Al-Sayed Ibn Tawus began his education in Hillah, where he completed the fundamental stages of his educational path under his father and grandfather. Then He studied fiqh (Islamic jurisprudence) for two and a half years, but believing that he no longer needed an instructor, he continued on his own (3).
Most of his books, such as Misbah al-mutahajjid, Muhasabat al-nafs, Iqbal al-a'mal, and Kashf al-mahajja, dealt with moral and spiritual matters more than anything else. Ibn Tawus was less concerned with fiqh and declined to issue fatwas. He claimed that his refusal to answer inquiries regarding fiqh was due to differences among Shia scholars over fiqh issues, as well as his concern of offering an incorrect or personal viewpoint. He only had two volumes on fiqh, which dealt with daily prayer precepts (4). Anyhow, there is no doubt that his work influenced Shia culture and thought, as it is evident in the works and relations of his students such as Al-Shaykh Yusuf Sadid al-Din (the father of al-'Allama al-Hilli).

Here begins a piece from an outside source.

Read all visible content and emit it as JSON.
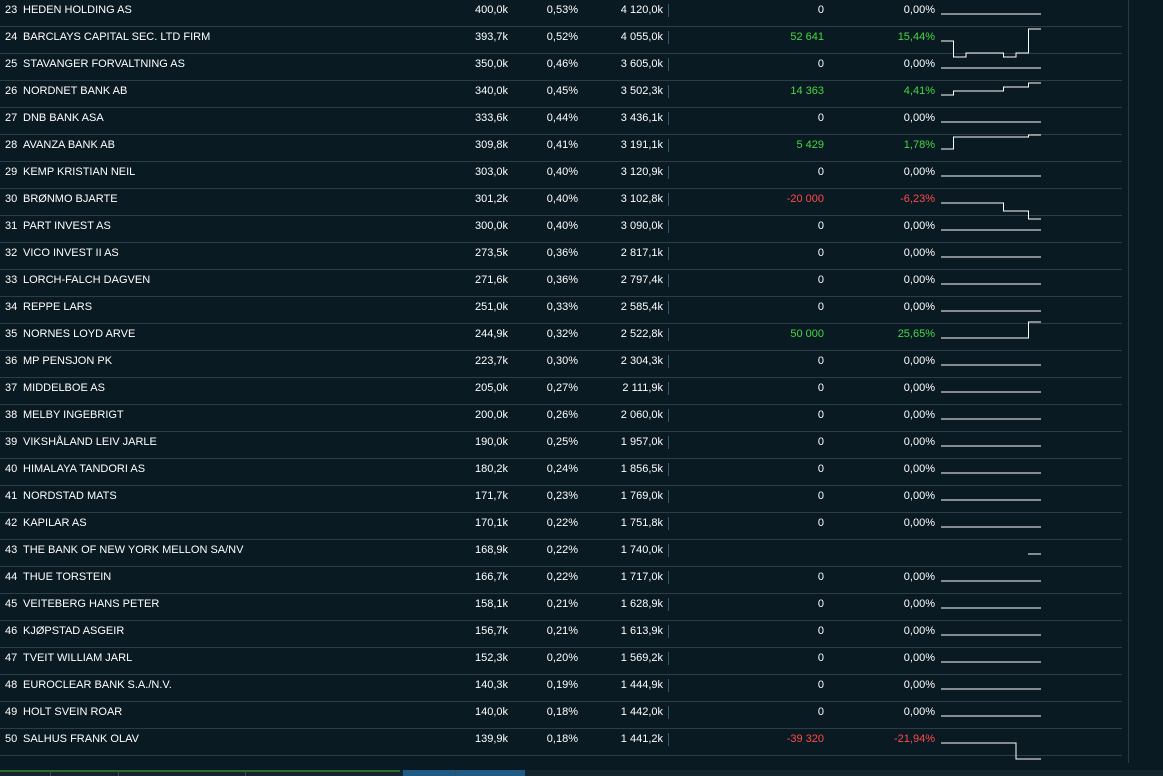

During his stay in Baghdad, he had a close relationship with the caliph, who offered positions in the government. However, ibn Tawus turned them down. He said that he was offered the position of giving public rulings, Sayyids leadership (niqaba), and even the caliph's ministry and companionship, all of which he declined. Yet for his own safety ibn Tawus accepted the position of niqaba in the reign of Hulagu Khan, in which he played a significant role in saving the lives of many people in Hillah (5).
On Dhu l-Qa'da 5 664/August 8, 1266, at the age of 75 ibn Tawus passed away in his hometown and was buried in Najaf, Iraq as he wished in the grave he bought during his life. Some believe he was buried in his hometown, as there is a grave attributed to him.
(1) Umdat Al-Talib, p.190.
(2) Al-Kuna wa Al-Alkab, v.1, p.339.
(3) Kashf al-maḥajja, p. 185.
(4) Rawdat Al-Janat, v.4, p.329.
(5) Rawdat Al-Janat, v.4, p.338.